Thank you for writing this. It made me cry, but oh I am so relieved to see the yearning for the stars.
That shouldn’t have given me as many feels as it did…
I want to point out that Gabe Jones had completed at least three semesters of college (and probably more) before he ended up running around Europe blowing things up with a guy in spangly tights.
Dum Dum: I didn’t know you spoke German.
Gabe: Two semesters at Howards before I switched to French because the girls were cuter.
Gabe Jones is pretty damn awesome.* I dug up some stats so we can appreciate how awesome.
- 2% of white people age 14 and older in the USA were illiterate. For POC ("Black and other") it was 11.5%
- 13% of white men age 25 and older had completed high school. For men of color of the same age (“Black and other races”) it was 3.8%.
- 5.3% percent of white men age 25 and older had completed at least one year of college.
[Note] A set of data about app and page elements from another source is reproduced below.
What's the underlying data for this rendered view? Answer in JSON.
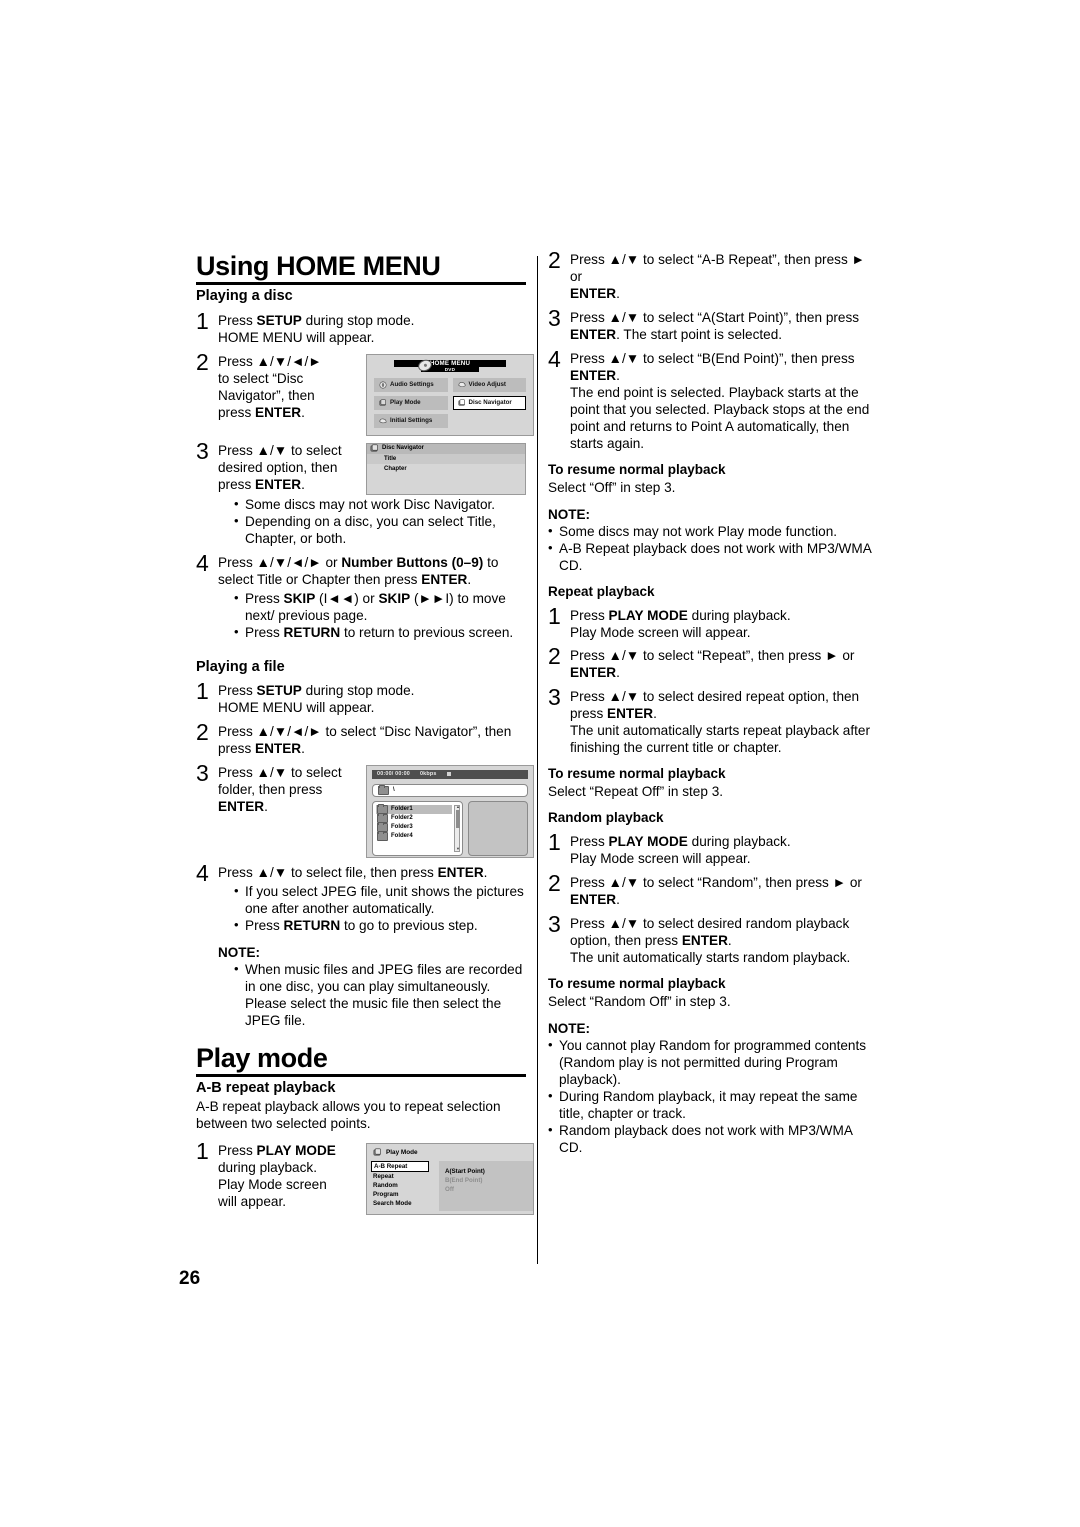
{
  "page": {
    "number": "26"
  },
  "left_column": {
    "title": "Using HOME MENU",
    "section_playing_disc": {
      "heading": "Playing a disc",
      "steps": [
        {
          "num": "1",
          "text": "Press SETUP during stop mode. HOME MENU will appear.",
          "line1_a": "Press ",
          "line1_b": "SETUP",
          "line1_c": " during stop mode.",
          "line2": "HOME MENU will appear."
        },
        {
          "num": "2",
          "line1": "Press ▲/▼/◄/►",
          "line2": "to select “Disc",
          "line3": "Navigator”, then",
          "line4_a": "press ",
          "line4_b": "ENTER",
          "line4_c": "."
        },
        {
          "num": "3",
          "line1": "Press ▲/▼ to select",
          "line2": "desired option, then",
          "line3_a": "press ",
          "line3_b": "ENTER",
          "line3_c": ".",
          "bullets": [
            "Some discs may not work Disc Navigator.",
            "Depending on a disc, you can select Title, Chapter, or both."
          ]
        },
        {
          "num": "4",
          "line1_a": "Press ▲/▼/◄/► or ",
          "line1_b": "Number Buttons (0–9)",
          "line1_c": " to",
          "line2_a": "select Title or Chapter then press ",
          "line2_b": "ENTER",
          "line2_c": ".",
          "bullets": [
            {
              "a": "Press ",
              "b": "SKIP",
              "c": " (I◄◄) or ",
              "d": "SKIP",
              "e": " (►►I) to move next/ previous page."
            },
            {
              "a": "Press ",
              "b": "RETURN",
              "c": " to return to previous screen."
            }
          ]
        }
      ]
    },
    "section_playing_file": {
      "heading": "Playing a file",
      "steps": [
        {
          "num": "1",
          "line1_a": "Press ",
          "line1_b": "SETUP",
          "line1_c": " during stop mode.",
          "line2": "HOME MENU will appear."
        },
        {
          "num": "2",
          "line1": "Press ▲/▼/◄/► to select “Disc Navigator”, then",
          "line2_a": "press ",
          "line2_b": "ENTER",
          "line2_c": "."
        },
        {
          "num": "3",
          "line1": "Press ▲/▼ to select",
          "line2": "folder, then press",
          "line3_a": "ENTER",
          "line3_b": "."
        },
        {
          "num": "4",
          "line1_a": "Press ▲/▼ to select file, then press ",
          "line1_b": "ENTER",
          "line1_c": ".",
          "bullets": [
            {
              "a": "If you select JPEG file, unit shows the pictures one after another automatically."
            },
            {
              "a": "Press ",
              "b": "RETURN",
              "c": " to go to previous step."
            }
          ]
        }
      ],
      "note_label": "NOTE:",
      "note_bullets": [
        "When music files and JPEG files are recorded in one disc, you can play simultaneously. Please select the music file then select the JPEG file."
      ]
    },
    "section_play_mode": {
      "title": "Play mode",
      "heading": "A-B repeat playback",
      "intro": "A-B repeat playback allows you to repeat selection between two selected points.",
      "step": {
        "num": "1",
        "line1_a": "Press ",
        "line1_b": "PLAY MODE",
        "line2": "during playback.",
        "line3": "Play Mode screen",
        "line4": "will appear."
      }
    }
  },
  "right_column": {
    "steps_ab": [
      {
        "num": "2",
        "line1": "Press ▲/▼ to select “A-B Repeat”, then press ► or",
        "line2_a": "ENTER",
        "line2_b": "."
      },
      {
        "num": "3",
        "line1": "Press ▲/▼ to select “A(Start Point)”, then press",
        "line2_a": "ENTER",
        "line2_b": ". The start point is selected."
      },
      {
        "num": "4",
        "line1": "Press ▲/▼ to select “B(End Point)”, then press",
        "line2_a": "ENTER",
        "line2_b": ".",
        "line3": "The end point is selected. Playback starts at the point that you selected. Playback stops at the end point and returns to Point A automatically, then starts again."
      }
    ],
    "resume_1": {
      "heading": "To resume normal playback",
      "text": "Select “Off” in step 3."
    },
    "note_1": {
      "label": "NOTE:",
      "bullets": [
        "Some discs may not work Play mode function.",
        "A-B Repeat playback does not work with MP3/WMA CD."
      ]
    },
    "repeat_playback": {
      "heading": "Repeat playback",
      "steps": [
        {
          "num": "1",
          "line1_a": "Press ",
          "line1_b": "PLAY MODE",
          "line1_c": " during playback.",
          "line2": "Play Mode screen will appear."
        },
        {
          "num": "2",
          "line1": "Press ▲/▼ to select “Repeat”, then press ► or",
          "line2_a": "ENTER",
          "line2_b": "."
        },
        {
          "num": "3",
          "line1": "Press ▲/▼ to select desired repeat option, then",
          "line2_a": "press ",
          "line2_b": "ENTER",
          "line2_c": ".",
          "line3": "The unit automatically starts repeat playback after finishing the current title or chapter."
        }
      ]
    },
    "resume_2": {
      "heading": "To resume normal playback",
      "text": "Select “Repeat Off” in step 3."
    },
    "random_playback": {
      "heading": "Random playback",
      "steps": [
        {
          "num": "1",
          "line1_a": "Press ",
          "line1_b": "PLAY MODE",
          "line1_c": " during playback.",
          "line2": "Play Mode screen will appear."
        },
        {
          "num": "2",
          "line1": "Press ▲/▼ to select “Random”, then press ► or",
          "line2_a": "ENTER",
          "line2_b": "."
        },
        {
          "num": "3",
          "line1": "Press ▲/▼ to select desired random playback",
          "line2_a": "option, then press ",
          "line2_b": "ENTER",
          "line2_c": ".",
          "line3": "The unit automatically starts random playback."
        }
      ]
    },
    "resume_3": {
      "heading": "To resume normal playback",
      "text": "Select “Random Off” in step 3."
    },
    "note_2": {
      "label": "NOTE:",
      "bullets": [
        "You cannot play Random for programmed contents (Random play is not permitted during Program playback).",
        "During Random playback, it may repeat the same title, chapter or track.",
        "Random playback does not work with MP3/WMA CD."
      ]
    }
  },
  "figures": {
    "home_menu": {
      "title": "HOME MENU",
      "subtitle": "DVD",
      "items": [
        {
          "label": "Audio Settings",
          "icon": "speaker-icon",
          "selected": false
        },
        {
          "label": "Video Adjust",
          "icon": "monitor-icon",
          "selected": false
        },
        {
          "label": "Play Mode",
          "icon": "play-mode-icon",
          "selected": false
        },
        {
          "label": "Disc Navigator",
          "icon": "disc-navigator-icon",
          "selected": true
        },
        {
          "label": "Initial Settings",
          "icon": "initial-settings-icon",
          "selected": false
        }
      ]
    },
    "disc_navigator": {
      "title": "Disc Navigator",
      "rows": [
        {
          "label": "Title",
          "selected": true
        },
        {
          "label": "Chapter",
          "selected": false
        }
      ]
    },
    "file_browser": {
      "time": "00:00/ 00:00",
      "bitrate": "0kbps",
      "path": "\\",
      "items": [
        {
          "label": "Folder1",
          "selected": true
        },
        {
          "label": "Folder2",
          "selected": false
        },
        {
          "label": "Folder3",
          "selected": false
        },
        {
          "label": "Folder4",
          "selected": false
        }
      ]
    },
    "play_mode": {
      "title": "Play Mode",
      "options": [
        {
          "label": "A-B Repeat",
          "selected": true
        },
        {
          "label": "Repeat",
          "selected": false
        },
        {
          "label": "Random",
          "selected": false
        },
        {
          "label": "Program",
          "selected": false
        },
        {
          "label": "Search Mode",
          "selected": false
        }
      ],
      "values": [
        {
          "label": "A(Start Point)",
          "dim": false
        },
        {
          "label": "B(End Point)",
          "dim": true
        },
        {
          "label": "Off",
          "dim": true
        }
      ]
    }
  }
}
For men of color of the same age it was 1.7%.
In other words, Gabe had the deck stacked against him in a serious way, but he is a smartypants and he is tenacious and he slogged through a lot of crap to get to where he wanted to be. He needs more appreciation.
*Of course, we knew that already, but there’s no such thing as too much Gabe Jones love.